Republican tax writers contend their plan would mean a “typical family of four would see their tax bill drop by nearly 60 percent.”
But Democrats say Republicans have used as a model a family with a specific set of tax circumstances, and that other families at similar income levels could end up paying more.
Both the House and Senate plans cut individual tax rates but
eliminate popular deductions. In the Senate plan, the tax rate cut for individuals is temporary, while the corporate rate cut is permanent. The Senate plan would repeal a key provision of the Affordable Care Act that requires individuals to pay a penalty if they do not have health insurance.
The nonpartisan Joint Committee on Taxation has estimated that the Senate bill would, beginning in 2021, lead to higher tax bills on average for households earning $10,000 to $30,000 annually. By 2027, most taxpayers earning $75,000 or less annually would be paying more taxes, the JCT said.
Democratic advocacy group Priorities USA on Tuesday increased to $2 million a tax-related digital ad campaign targeting voters in 20 House districts where Republicans voted for the House bill. It also plans ads in states represented by Senate Republicans Collins (Maine), Heller (Nevada), John McCain (Arizona), Bob Corker (Tennessee) and Lisa Murkowski (Alaska).
The Democratic Congressional Campaign Committee is running digital ads in more than 40 Republican-held House districts. The group Save My Care is running digital ads in the districts of 14 House Republicans who voted for the bill, and in Alaska, Arizona and Maine.
Republican and conservative groups are running ads of their own. The National Republican Congressional Committee started running spots in multiple districts last week promoting the tax bill. America First Policies, a nonprofit run by former Trump campaign advisers, is spending $135,000 this week for spots on conservative radio programs.

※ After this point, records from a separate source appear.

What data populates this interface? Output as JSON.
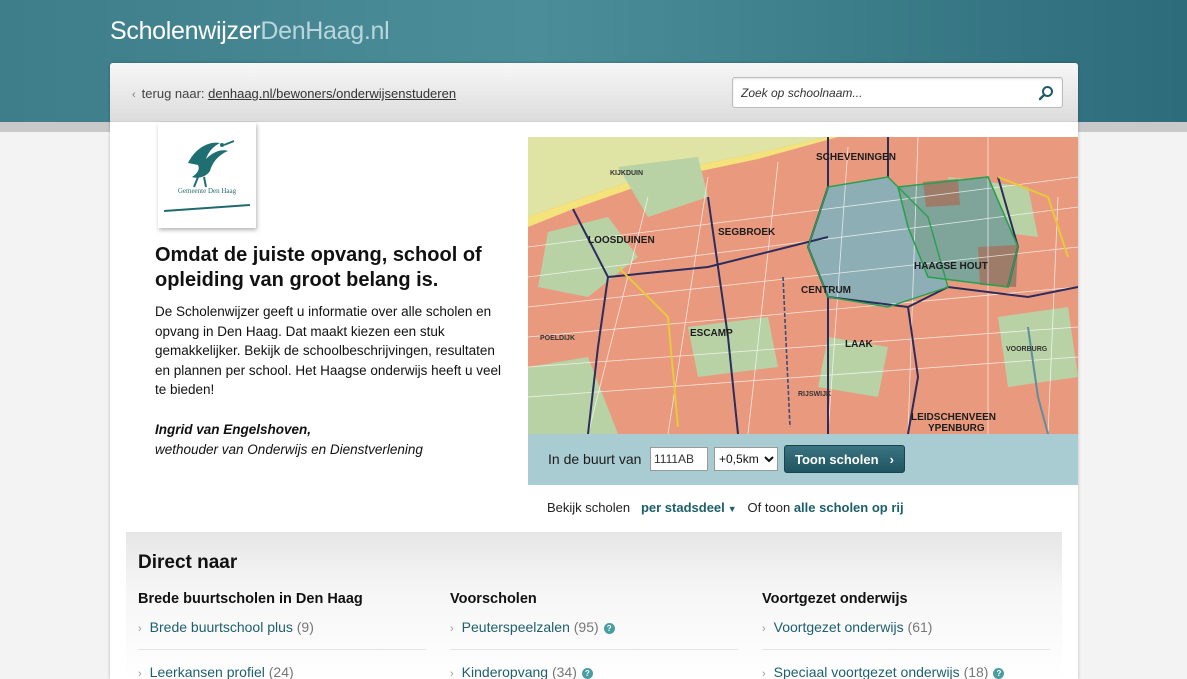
{
  "site": {
    "brand_part1": "Scholenwijzer",
    "brand_part2": "DenHaag.nl"
  },
  "topbar": {
    "back_prefix": "terug naar:",
    "back_link": "denhaag.nl/bewoners/onderwijsenstuderen",
    "search_placeholder": "Zoek op schoolnaam..."
  },
  "logo": {
    "city_name": "Gemeente Den Haag"
  },
  "intro": {
    "title": "Omdat de juiste opvang, school of opleiding van groot belang is.",
    "text": "De Scholenwijzer geeft u informatie over alle scholen en opvang in Den Haag. Dat maakt kiezen een stuk gemakkelijker. Bekijk de schoolbeschrijvingen, resultaten en plannen per school. Het Haagse onderwijs heeft u veel te bieden!",
    "signature_name": "Ingrid van Engelshoven,",
    "signature_role": "wethouder van Onderwijs en Dienstverlening"
  },
  "map": {
    "districts": {
      "scheveningen": "SCHEVENINGEN",
      "kijkduin": "KIJKDUIN",
      "loosduinen": "LOOSDUINEN",
      "segbroek": "SEGBROEK",
      "haagse_hout": "HAAGSE HOUT",
      "centrum": "CENTRUM",
      "escamp": "ESCAMP",
      "laak": "LAAK",
      "leidschenveen": "LEIDSCHENVEEN",
      "ypenburg": "YPENBURG",
      "rijswijk": "RIJSWIJK",
      "voorburg": "VOORBURG",
      "poeldijk": "POELDIJK"
    },
    "colors": {
      "urban": "#e99a7e",
      "green": "#b8d2a6",
      "water": "#8fbcd6",
      "selected": "#8eaeb6",
      "sea": "#dfe3a4"
    }
  },
  "finder": {
    "label": "In de buurt van",
    "postcode_value": "1111AB",
    "distance_value": "+0,5km",
    "button_label": "Toon scholen"
  },
  "browse": {
    "prefix": "Bekijk scholen",
    "per_district": "per stadsdeel",
    "or_show": "Of toon",
    "all_schools": "alle scholen op rij"
  },
  "direct": {
    "title": "Direct naar",
    "columns": [
      {
        "heading": "Brede buurtscholen in Den Haag",
        "items": [
          {
            "label": "Brede buurtschool plus",
            "count": "(9)"
          },
          {
            "label": "Leerkansen profiel",
            "count": "(24)"
          }
        ]
      },
      {
        "heading": "Voorscholen",
        "items": [
          {
            "label": "Peuterspeelzalen",
            "count": "(95)"
          },
          {
            "label": "Kinderopvang",
            "count": "(34)"
          }
        ]
      },
      {
        "heading": "Voortgezet onderwijs",
        "items": [
          {
            "label": "Voortgezet onderwijs",
            "count": "(61)"
          },
          {
            "label": "Speciaal voortgezet onderwijs",
            "count": "(18)"
          }
        ]
      }
    ]
  }
}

Reporting by Amanda Becker; Editing by Caren Bohan and Peter Cooney